By: Zoe Melnyk
As children, we’re taught that anything is possible and that if you work hard enough and if you dream big enough, you can achieve anything.
If you ask a classroom of elementary school kids what they want to be when they grow up, you would probably find a plethora of answers: doctor, teacher, president, veterinarian, dancer, etc. Personally, when I was asked that question in third grade my answer was a dog rescuer.
We nurture children’s imaginations and tell them to reach for the stars and then right around high school we basically chop off their arms and tell them that now the most important thing is money.
You can’t be a dancer are you kidding? Who’s going to pay the bills?
Suddenly dreams are shattered and new “goals” are put into place. First, you have to get into a good school. Then, you need to pick a good major because once you graduate with $50,000 of debt you’re going to need a high paying job to pay that off. Whether you like the job or not doesn’t really matter because you just really need the money to support your average $30,000 wedding, your mortgage, and 2.1 kids that also want to go off to college.
It’s a vicious cycle and it’s a daunting path that seems inevitable when you see literally everyone around you following in its discouraging footsteps.
However, every once in a while, there is a flicker of hope that restores just a little bit of faith in humanity, and in yourself. A recent example of this is Social Bite.
Social Bite is a business in Scotland but surprisingly enough, the main goal is not to become rich. The main goal of the business is to help homeless people by giving them the resources they desperately need to get back on their feet.
Originally, the idea began as a coffee shop that hired the homeless as their employees. However, after receiving large amounts of support from the community and even celebrities such as Leonardo DiCaprio and George Clooney, they’ve decided to expand their business into making a “homeless village.”
The plan is to build ten different eco-friendly homes near a town called Granton, just north of Edinburgh next year. Each home will cost roughly £30,000 to build according to Tiny House Scotland.
The “village” will host around 20 people for a year, offering useful resources such as counseling, and budgeting advice to help rehabilitate the residents and give them the necessary tools to enter back into the “real world.”
“The Social Bite Village plan hopes to create a full-circle solution to the issue of homelessness – from housing to support to employment.” According to the firm’s co-founder Josh Littlejohn.

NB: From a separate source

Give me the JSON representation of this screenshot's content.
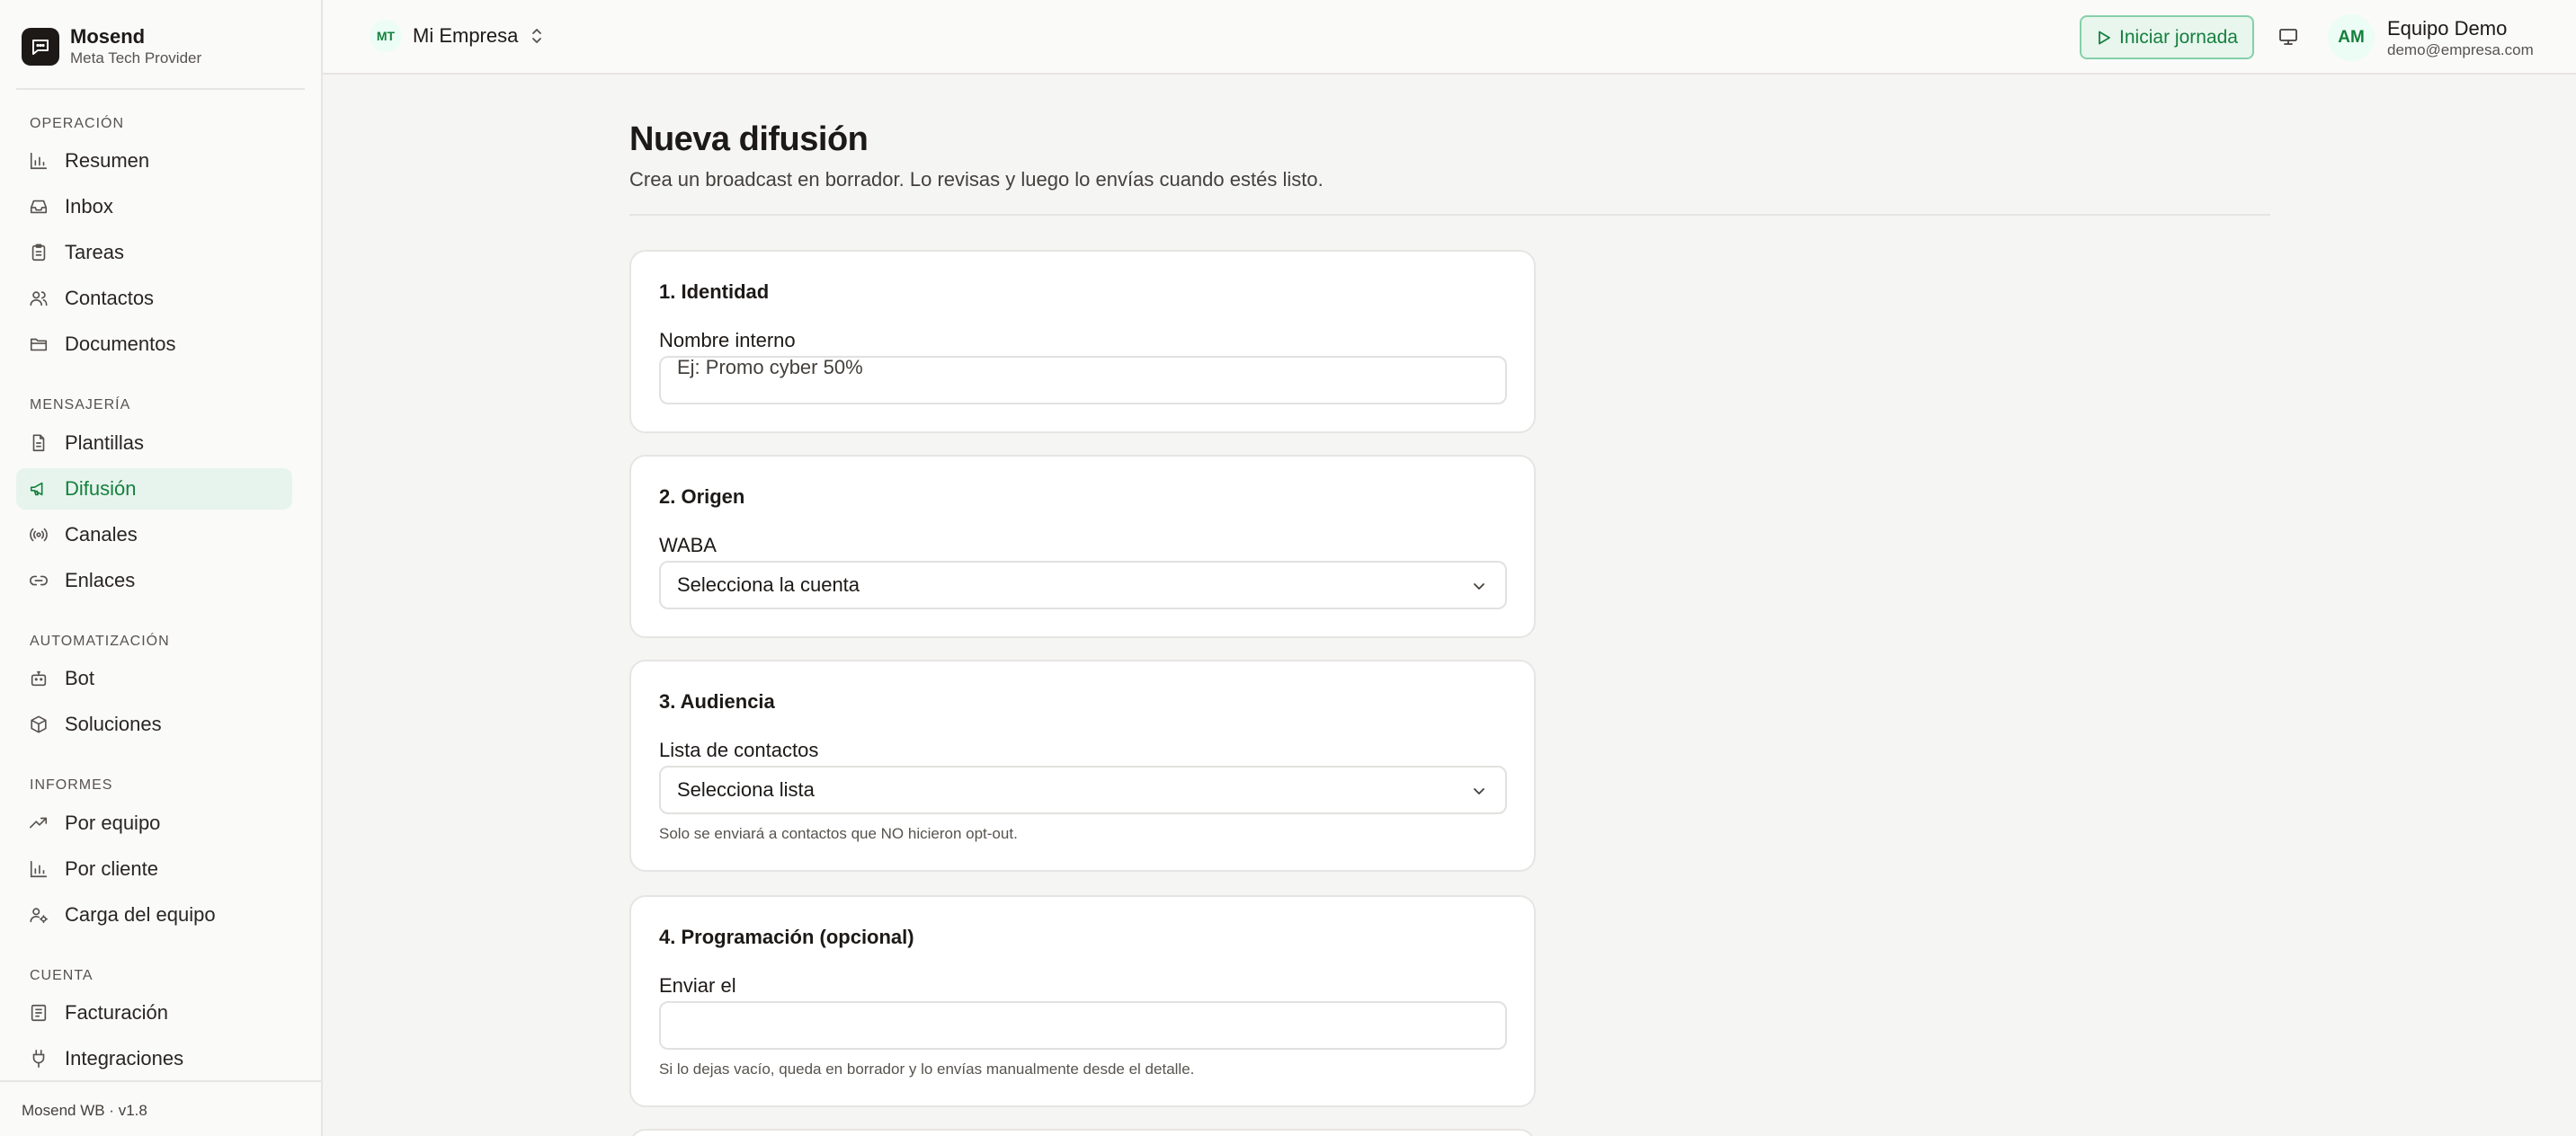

What a thought, instead of focusing on the money, this business is focusing on helping people that need support the most.